Container

Overview

The container is a control that contains child controls. It is possible to adjust its transparency, screen transition effects, borders and background style.

If you want to know more about how differences between windows and container, how to navigate between interfaces and what are the best ways to handle containers and windows, just click on the link below:

Usage

Container
class ContainerSample extends Container{
@Override
public void initUI() {
try {
ImageControl logo = new ImageControl(new Image("path_of_your_logo_img"));
logo.scaleToFit = true;
logo.centerImage = true;
logo.transparentBackground = true;
add(logo, CENTER, CENTER, PARENTSIZE + 50, PARENTSIZE + 50);
} catch (ImageException e) {
e.printStackTrace();
} catch (IOException e) {
e.printStackTrace();
}
}
}

Features of Container

Method

Some methods that are most commonly used

name

Description

add(Control control, int x, int y, int w, int h, Control relative);

add(Control control)

add(Control control, int x, int y) add(Control control, int x, int y, Control relative) add(Control control, int x, int y, int w, int h)

Adds the control on the screen where the parameter x is the positioning of the control in the container in relation to the x axis, the parameter y is the positioning of the control in the container in relation to the y axis, parameter w is the length of the component, parameter h represents the height of the component and the relative parameter is to change the reference of the control to add on the screen (by default the relative is the last control added).

setBackForeColors(Color back, Color fore)

Assigns the color of the back parameter to the container background and the color of the fore parameter to the forecolor of the container. It is interesting to remember that the children of the container inherit the characters of the same.

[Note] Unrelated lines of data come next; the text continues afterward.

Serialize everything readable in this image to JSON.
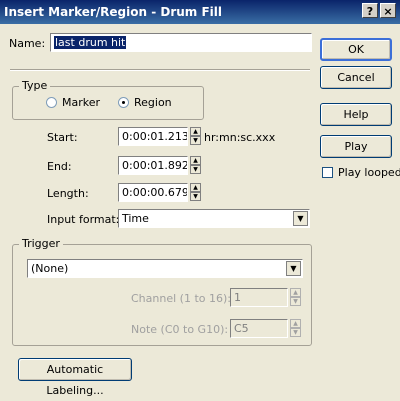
{
  "dialog": {
    "title": "Insert Marker/Region - Drum Fill",
    "help_glyph": "?",
    "close_glyph": "×"
  },
  "name": {
    "label": "Name:",
    "value": "last drum hit"
  },
  "type": {
    "legend": "Type",
    "marker_label": "Marker",
    "region_label": "Region",
    "selected": "Region"
  },
  "start": {
    "label": "Start:",
    "value": "0:00:01.213",
    "hint": "hr:mn:sc.xxx"
  },
  "end": {
    "label": "End:",
    "value": "0:00:01.892"
  },
  "length": {
    "label": "Length:",
    "value": "0:00:00.679"
  },
  "input_format": {
    "label": "Input format:",
    "value": "Time"
  },
  "trigger": {
    "legend": "Trigger",
    "value": "(None)",
    "channel_label": "Channel (1 to 16):",
    "channel_value": "1",
    "note_label": "Note (C0 to G10):",
    "note_value": "C5"
  },
  "buttons": {
    "ok": "OK",
    "cancel": "Cancel",
    "help": "Help",
    "play": "Play",
    "play_looped": "Play looped",
    "automatic_labeling": "Automatic Labeling..."
  },
  "icons": {
    "spin_up": "▲",
    "spin_down": "▼",
    "dropdown": "▼"
  },
  "play_looped_checked": false
}
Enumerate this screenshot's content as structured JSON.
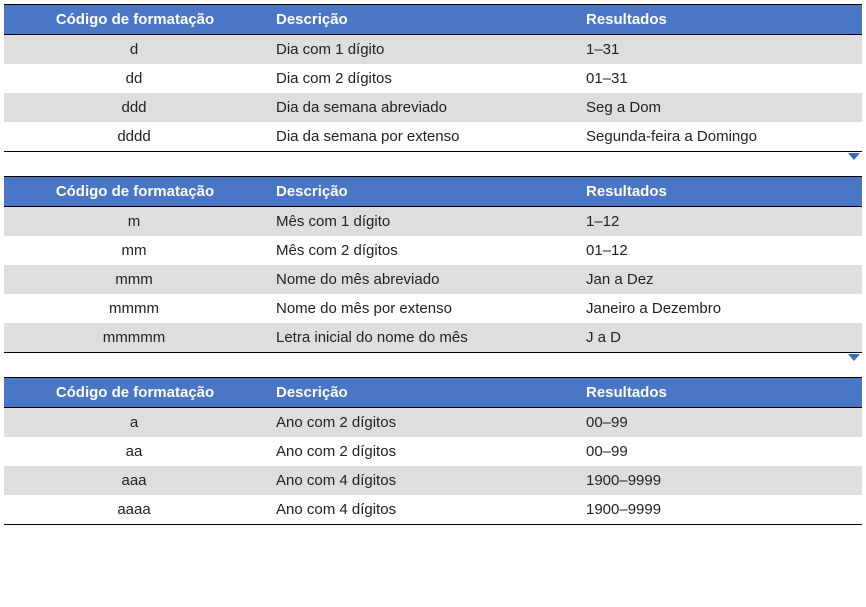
{
  "tables": [
    {
      "headers": {
        "code": "Código de formatação",
        "desc": "Descrição",
        "res": "Resultados"
      },
      "rows": [
        {
          "code": "d",
          "desc": "Dia com 1 dígito",
          "res": "1–31"
        },
        {
          "code": "dd",
          "desc": "Dia com 2 dígitos",
          "res": "01–31"
        },
        {
          "code": "ddd",
          "desc": "Dia da semana abreviado",
          "res": "Seg a Dom"
        },
        {
          "code": "dddd",
          "desc": "Dia da semana por extenso",
          "res": "Segunda-feira a Domingo"
        }
      ]
    },
    {
      "headers": {
        "code": "Código de formatação",
        "desc": "Descrição",
        "res": "Resultados"
      },
      "rows": [
        {
          "code": "m",
          "desc": "Mês com 1 dígito",
          "res": "1–12"
        },
        {
          "code": "mm",
          "desc": "Mês com 2 dígitos",
          "res": "01–12"
        },
        {
          "code": "mmm",
          "desc": "Nome do mês abreviado",
          "res": "Jan a Dez"
        },
        {
          "code": "mmmm",
          "desc": "Nome do mês por extenso",
          "res": "Janeiro a Dezembro"
        },
        {
          "code": "mmmmm",
          "desc": "Letra inicial do nome do mês",
          "res": "J a D"
        }
      ]
    },
    {
      "headers": {
        "code": "Código de formatação",
        "desc": "Descrição",
        "res": "Resultados"
      },
      "rows": [
        {
          "code": "a",
          "desc": "Ano com 2 dígitos",
          "res": "00–99"
        },
        {
          "code": "aa",
          "desc": "Ano com 2 dígitos",
          "res": "00–99"
        },
        {
          "code": "aaa",
          "desc": "Ano com 4 dígitos",
          "res": "1900–9999"
        },
        {
          "code": "aaaa",
          "desc": "Ano com 4 dígitos",
          "res": "1900–9999"
        }
      ]
    }
  ]
}
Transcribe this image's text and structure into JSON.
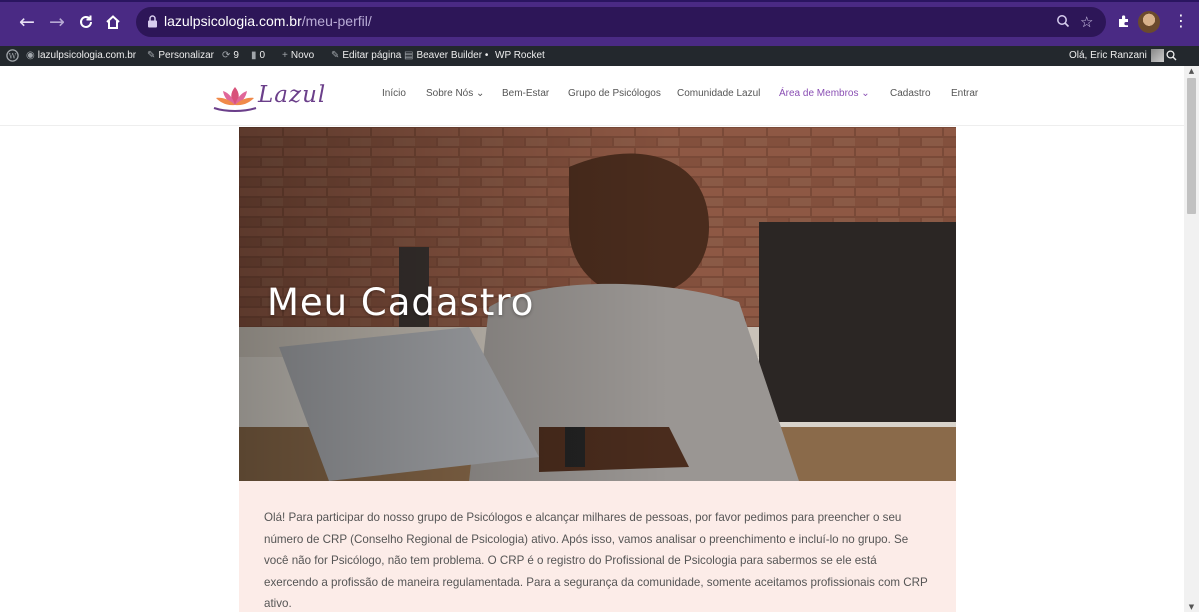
{
  "browser": {
    "url_host": "lazulpsicologia.com.br",
    "url_path": "/meu-perfil/",
    "icons": [
      "back-icon",
      "forward-icon",
      "reload-icon",
      "home-icon",
      "lock-icon",
      "zoom-icon",
      "star-icon",
      "extensions-icon",
      "menu-icon"
    ]
  },
  "admin_bar": {
    "site": "lazulpsicologia.com.br",
    "customize": "Personalizar",
    "updates": "9",
    "comments": "0",
    "new": "Novo",
    "edit": "Editar página",
    "beaver": "Beaver Builder",
    "beaver_dot": "•",
    "rocket": "WP Rocket",
    "greeting": "Olá, Eric Ranzani"
  },
  "header": {
    "logo_text": "Lazul",
    "menu": [
      {
        "label": "Início"
      },
      {
        "label": "Sobre Nós"
      },
      {
        "label": "Bem-Estar"
      },
      {
        "label": "Grupo de Psicólogos"
      },
      {
        "label": "Comunidade Lazul"
      },
      {
        "label": "Área de Membros"
      },
      {
        "label": "Cadastro"
      },
      {
        "label": "Entrar"
      }
    ]
  },
  "hero": {
    "title": "Meu Cadastro"
  },
  "intro": {
    "text": "Olá! Para participar do nosso grupo de Psicólogos e alcançar milhares de pessoas, por favor pedimos para preencher o seu número de CRP (Conselho Regional de Psicologia) ativo. Após isso, vamos analisar o preenchimento e incluí-lo no grupo. Se você não for Psicólogo, não tem problema. O CRP é o registro do Profissional de Psicologia para sabermos se ele está exercendo a profissão de maneira regulamentada. Para a segurança da comunidade, somente aceitamos profissionais com CRP ativo."
  },
  "colors": {
    "browser_chrome": "#4a2a84",
    "omnibox": "#2d1658",
    "admin_bar": "#23282d",
    "menu_active": "#8a4fb4",
    "intro_background": "#fcece8",
    "logo": "#6b3f8a"
  }
}
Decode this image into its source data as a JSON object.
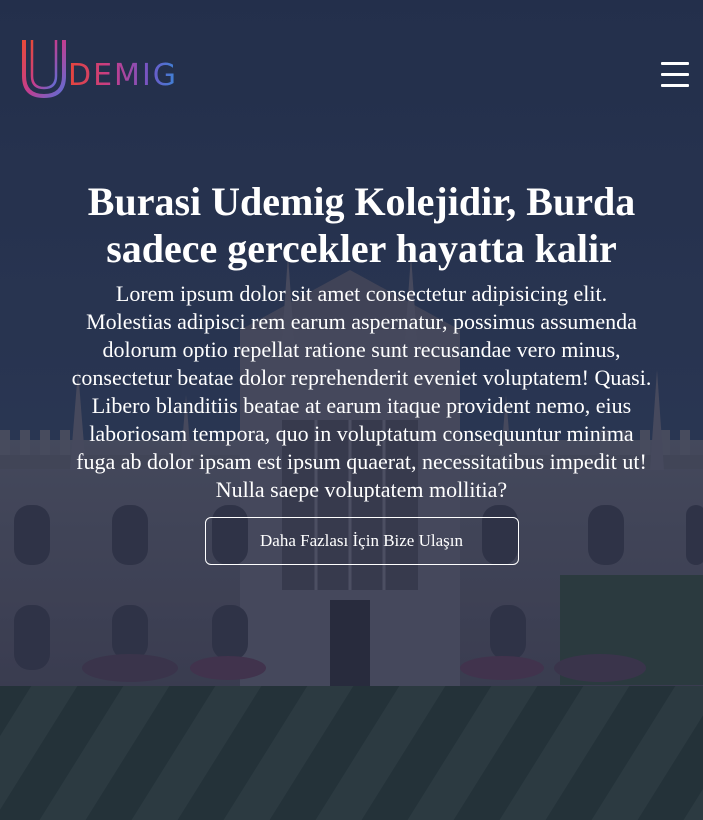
{
  "brand": {
    "logo_letter": "U",
    "logo_rest": "DEMIG",
    "colors": {
      "gradient_start": "#e6453a",
      "gradient_mid": "#c43d8c",
      "gradient_end": "#3a86d6"
    }
  },
  "header": {
    "menu_icon": "hamburger-menu-icon"
  },
  "hero": {
    "title": "Burasi Udemig Kolejidir, Burda sadece gercekler hayatta kalir",
    "text": "Lorem ipsum dolor sit amet consectetur adipisicing elit. Molestias adipisci rem earum aspernatur, possimus assumenda dolorum optio repellat ratione sunt recusandae vero minus, consectetur beatae dolor reprehenderit eveniet voluptatem! Quasi. Libero blanditiis beatae at earum itaque provident nemo, eius laboriosam tempora, quo in voluptatum consequuntur minima fuga ab dolor ipsam est ipsum quaerat, necessitatibus impedit ut! Nulla saepe voluptatem mollitia?",
    "cta_label": "Daha Fazlası İçin Bize Ulaşın"
  },
  "theme": {
    "overlay": "#1c2a4a",
    "text": "#ffffff"
  }
}
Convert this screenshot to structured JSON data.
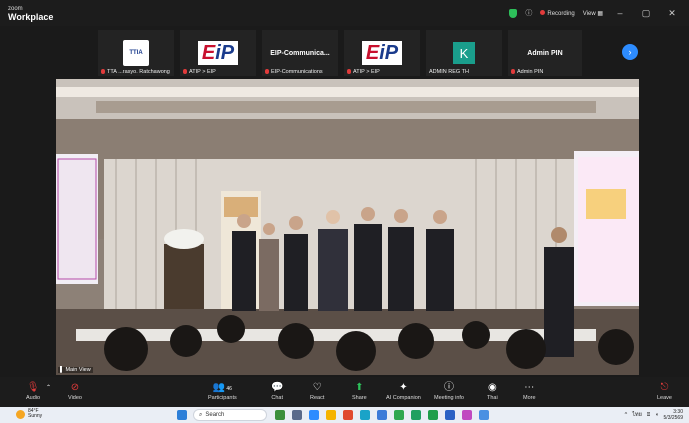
{
  "app": {
    "brand_top": "zoom",
    "brand_bottom": "Workplace"
  },
  "titlebar": {
    "recording": "Recording",
    "view": "View"
  },
  "gallery": [
    {
      "display": "",
      "name": "TTA ...rasyo. Ratchawong"
    },
    {
      "display": "",
      "name": "ATIP > EIP"
    },
    {
      "display": "EIP-Communica...",
      "name": "EIP-Communications"
    },
    {
      "display": "",
      "name": "ATIP > EIP"
    },
    {
      "display": "K",
      "name": "ADMIN REG TH"
    },
    {
      "display": "Admin PIN",
      "name": "Admin PIN"
    }
  ],
  "video": {
    "label": "Main View"
  },
  "toolbar": {
    "audio": "Audio",
    "video": "Video",
    "participants": "Participants",
    "participants_count": "46",
    "chat": "Chat",
    "react": "React",
    "share": "Share",
    "ai": "AI Companion",
    "meeting_info": "Meeting info",
    "language": "Thai",
    "more": "More",
    "leave": "Leave"
  },
  "taskbar": {
    "temp": "84°F",
    "weather": "Sunny",
    "search_placeholder": "Search",
    "lang": "ไทย",
    "time": "3:30",
    "date": "5/3/2569"
  }
}
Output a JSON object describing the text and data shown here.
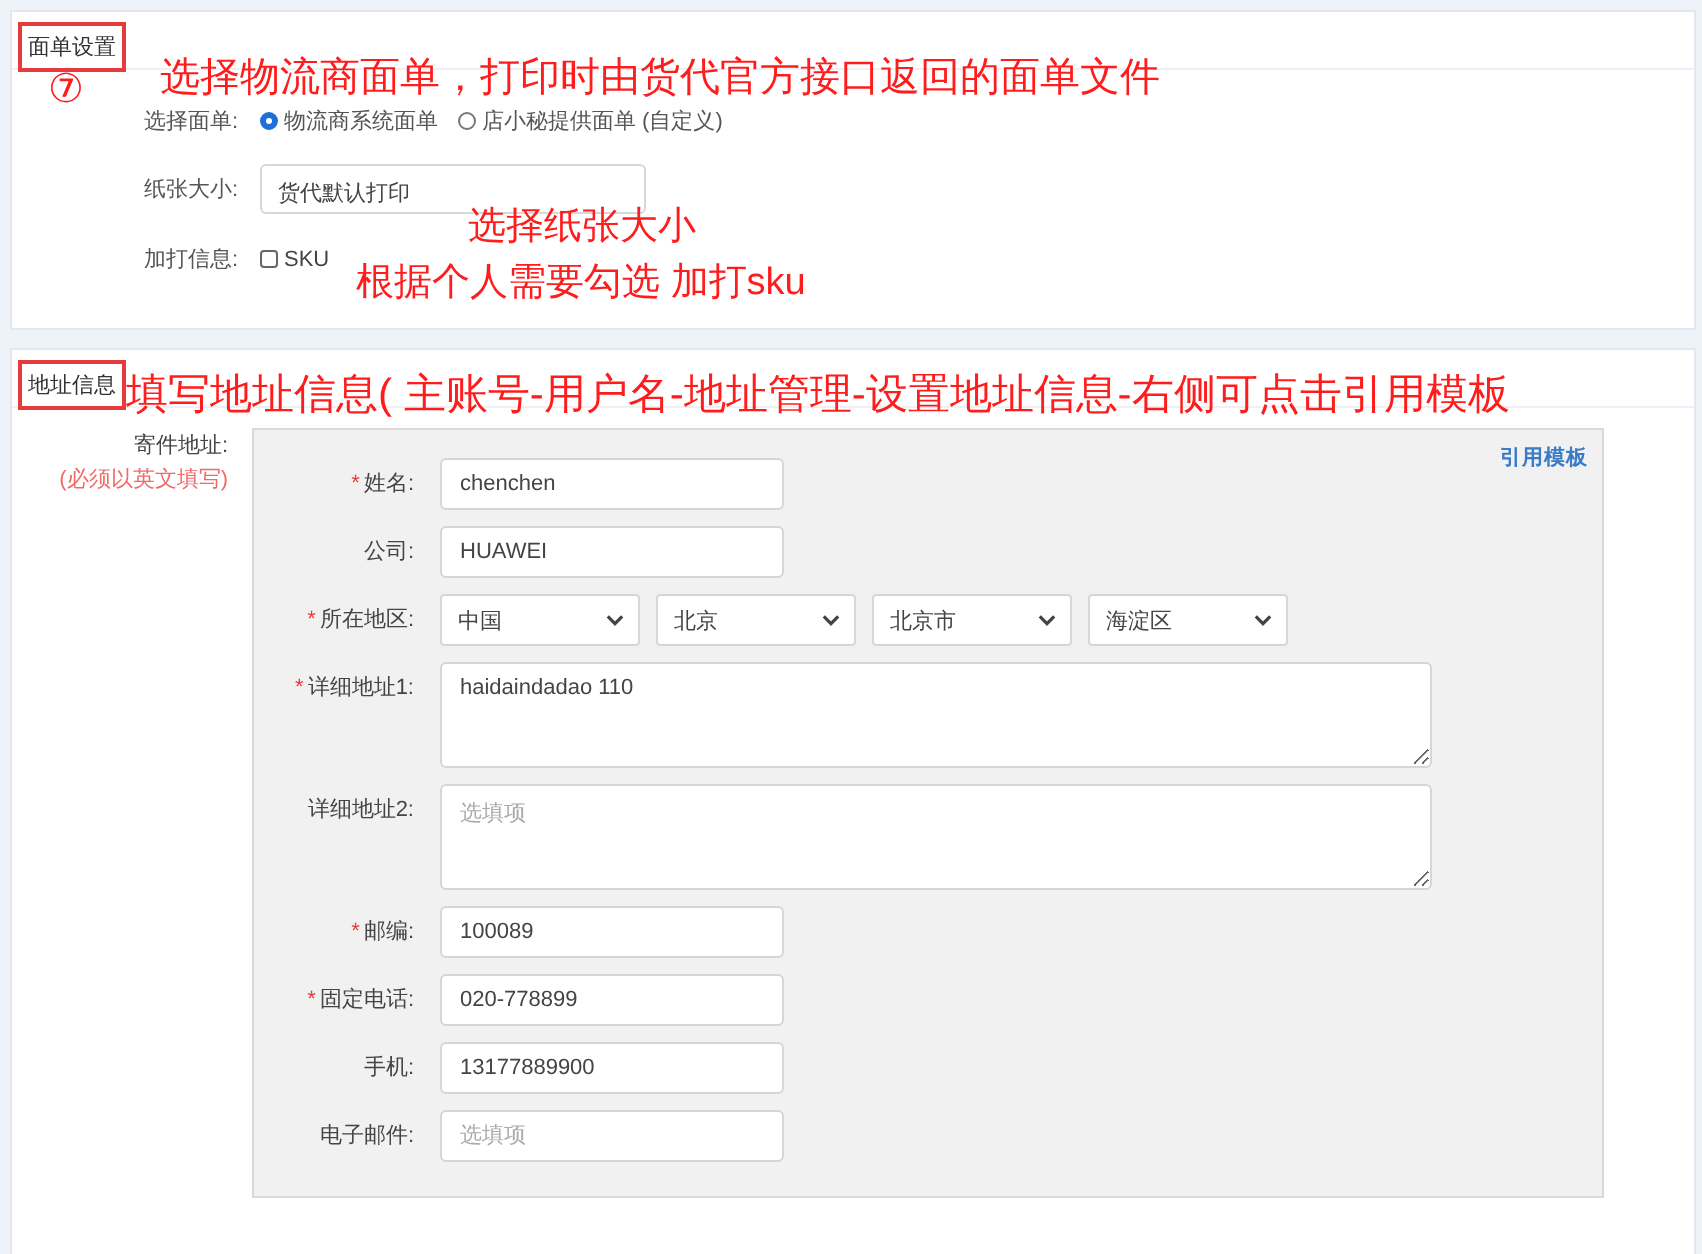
{
  "waybill_section": {
    "title": "面单设置",
    "title_marked": true,
    "template": {
      "label": "选择面单:",
      "options": [
        {
          "label": "物流商系统面单",
          "selected": true
        },
        {
          "label": "店小秘提供面单 (自定义)",
          "selected": false
        }
      ]
    },
    "paper_size": {
      "label": "纸张大小:",
      "value": "货代默认打印"
    },
    "extra_print": {
      "label": "加打信息:",
      "options": [
        {
          "label": "SKU",
          "checked": false
        }
      ]
    }
  },
  "address_section": {
    "title": "地址信息",
    "title_marked": true,
    "sender_label": "寄件地址:",
    "sender_note": "(必须以英文填写)",
    "template_link": "引用模板",
    "fields": [
      {
        "kind": "input",
        "required_mark": "*",
        "label": "姓名:",
        "value": "chenchen"
      },
      {
        "kind": "input",
        "label": "公司:",
        "value": "HUAWEI"
      },
      {
        "kind": "selects",
        "required_mark": "*",
        "label": "所在地区:",
        "values": [
          "中国",
          "北京",
          "北京市",
          "海淀区"
        ]
      },
      {
        "kind": "textarea",
        "required_mark": "*",
        "label": "详细地址1:",
        "value": "haidaindadao 110"
      },
      {
        "kind": "textarea",
        "label": "详细地址2:",
        "placeholder": "选填项"
      },
      {
        "kind": "input",
        "required_mark": "*",
        "label": "邮编:",
        "value": "100089"
      },
      {
        "kind": "input",
        "required_mark": "*",
        "label": "固定电话:",
        "value": "020-778899"
      },
      {
        "kind": "input",
        "label": "手机:",
        "value": "13177889900"
      },
      {
        "kind": "input",
        "label": "电子邮件:",
        "placeholder": "选填项"
      }
    ]
  },
  "step_number": "⑦",
  "annotations": [
    "选择物流商面单，打印时由货代官方接口返回的面单文件",
    "选择纸张大小",
    "根据个人需要勾选 加打sku",
    "填写地址信息( 主账号-用户名-地址管理-设置地址信息-右侧可点击引用模板"
  ]
}
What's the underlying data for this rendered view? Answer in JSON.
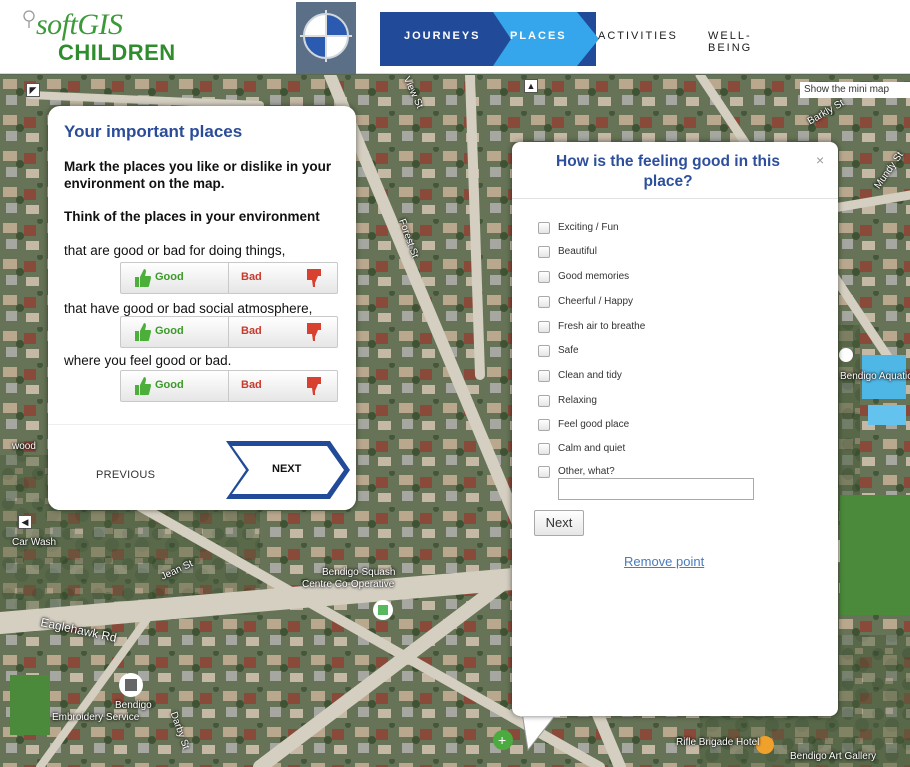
{
  "header": {
    "logo_soft": "softGIS",
    "logo_children": "CHILDREN",
    "nav": {
      "journeys": "JOURNEYS",
      "places": "PLACES",
      "activities": "ACTIVITIES",
      "wellbeing": "WELL-BEING"
    }
  },
  "map": {
    "minimap_label": "Show the mini map",
    "labels": {
      "view_st": "View St",
      "forest_st": "Forest St",
      "barkly_st": "Barkly St",
      "mundy_st": "Mundy St",
      "jean_st": "Jean St",
      "eaglehawk_rd": "Eaglehawk Rd",
      "car_wash": "Car Wash",
      "bendigo_squash": "Bendigo Squash",
      "centre_co_operative": "Centre Co-Operative",
      "bendigo_embroidery_1": "Bendigo",
      "bendigo_embroidery_2": "Embroidery Service",
      "bendigo_aquatic": "Bendigo Aquatic",
      "rifle_brigade": "Rifle Brigade Hotel",
      "bendigo_art": "Bendigo Art Gallery",
      "wood": "wood",
      "darby_st": "Darby St"
    },
    "colors": {
      "road": "#d9d4c6",
      "pool": "#4fb7e6",
      "park": "#4a8a3a"
    }
  },
  "left_panel": {
    "title": "Your important places",
    "intro": "Mark the places you like or dislike in your environment on the map.",
    "think": "Think of the places in your environment",
    "rows": [
      {
        "prompt": "that are good or bad for doing things,",
        "good": "Good",
        "bad": "Bad"
      },
      {
        "prompt": "that have good or bad social atmosphere,",
        "good": "Good",
        "bad": "Bad"
      },
      {
        "prompt": "where you feel good or bad.",
        "good": "Good",
        "bad": "Bad"
      }
    ],
    "previous": "PREVIOUS",
    "next": "NEXT",
    "colors": {
      "title": "#2b4d99",
      "good": "#3c9a2a",
      "bad": "#c63a2c",
      "nav": "#214b99"
    }
  },
  "popup": {
    "title": "How is the feeling good in this place?",
    "close": "×",
    "options": [
      "Exciting / Fun",
      "Beautiful",
      "Good memories",
      "Cheerful / Happy",
      "Fresh air to breathe",
      "Safe",
      "Clean and tidy",
      "Relaxing",
      "Feel good place",
      "Calm and quiet",
      "Other, what?"
    ],
    "other_value": "",
    "next": "Next",
    "remove": "Remove point"
  }
}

setBackColor(Color back);

Assigns the color of the back parameter to the container background

Referencies

You can see more information in javaDoc